== DATA ==

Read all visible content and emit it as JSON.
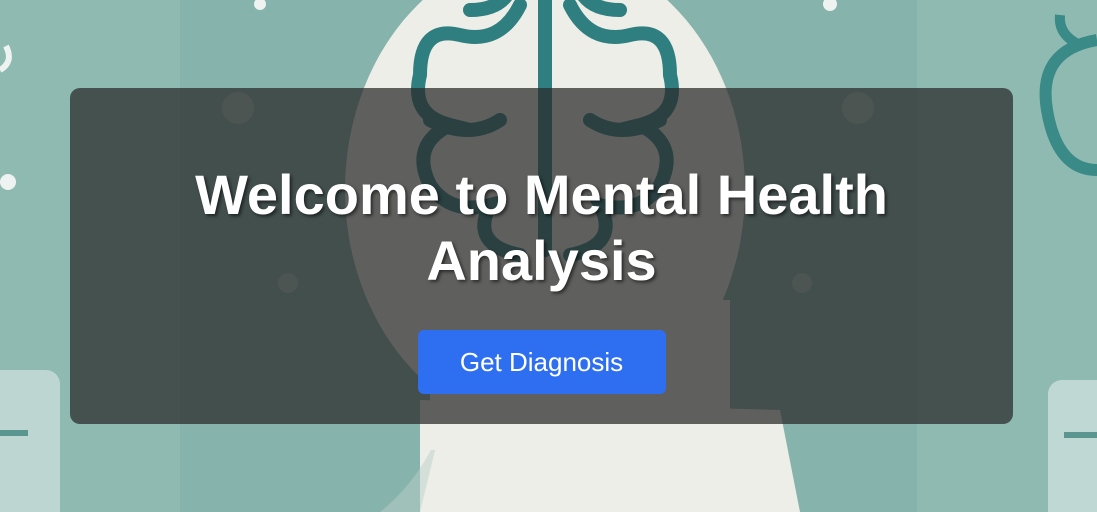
{
  "hero": {
    "title": "Welcome to Mental Health Analysis",
    "cta_label": "Get Diagnosis",
    "background_image": "head-with-brain-illustration"
  },
  "colors": {
    "background_teal": "#86b3ab",
    "head_silhouette": "#eeeee8",
    "brain_outline": "#2f7f80",
    "overlay": "rgba(40,40,40,0.72)",
    "button": "#2e6ff2",
    "text": "#ffffff"
  }
}
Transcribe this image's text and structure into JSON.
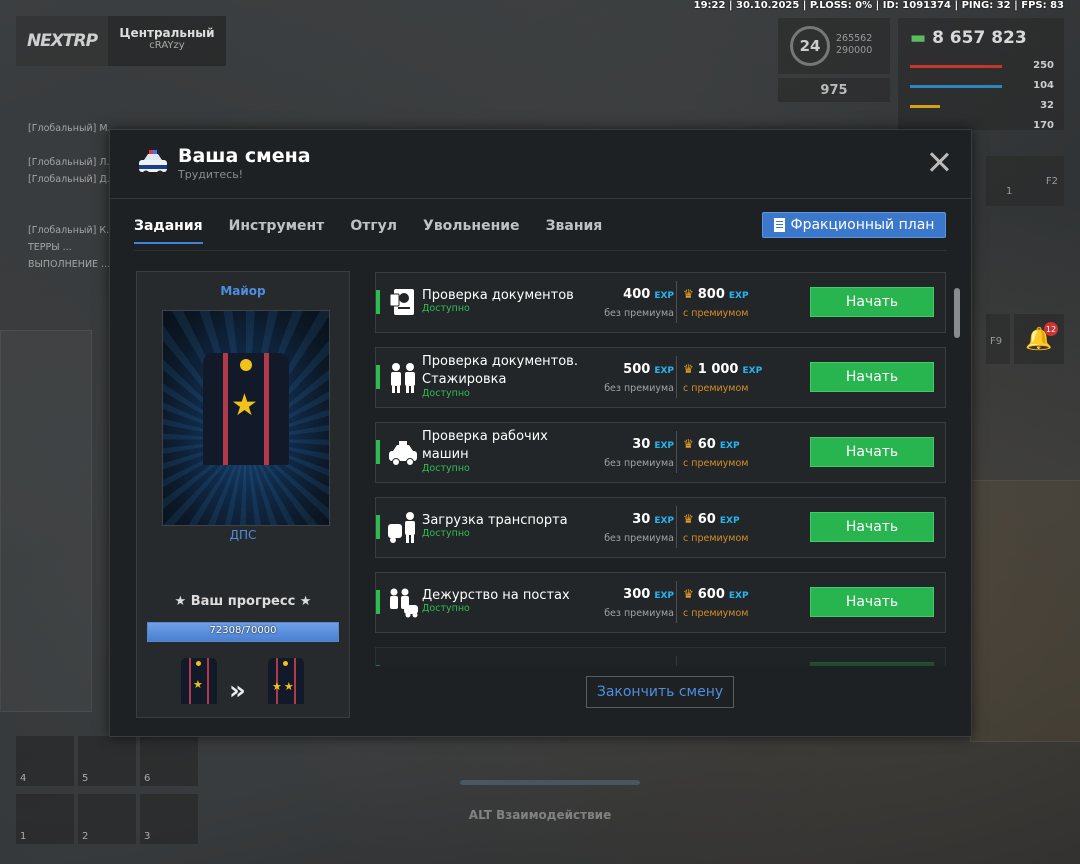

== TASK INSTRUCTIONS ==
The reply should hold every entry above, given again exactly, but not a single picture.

== WORKED SOLUTION ==
Read all visible content and emit it as JSON.
{
  "hero": {
    "title": "Welcome to Mental Health Analysis",
    "cta_label": "Get Diagnosis",
    "background_image": "head-with-brain-illustration"
  },
  "colors": {
    "background_teal": "#86b3ab",
    "head_silhouette": "#eeeee8",
    "brain_outline": "#2f7f80",
    "overlay": "rgba(40,40,40,0.72)",
    "button": "#2e6ff2",
    "text": "#ffffff"
  }
}
Transcribe this image's text and structure into JSON.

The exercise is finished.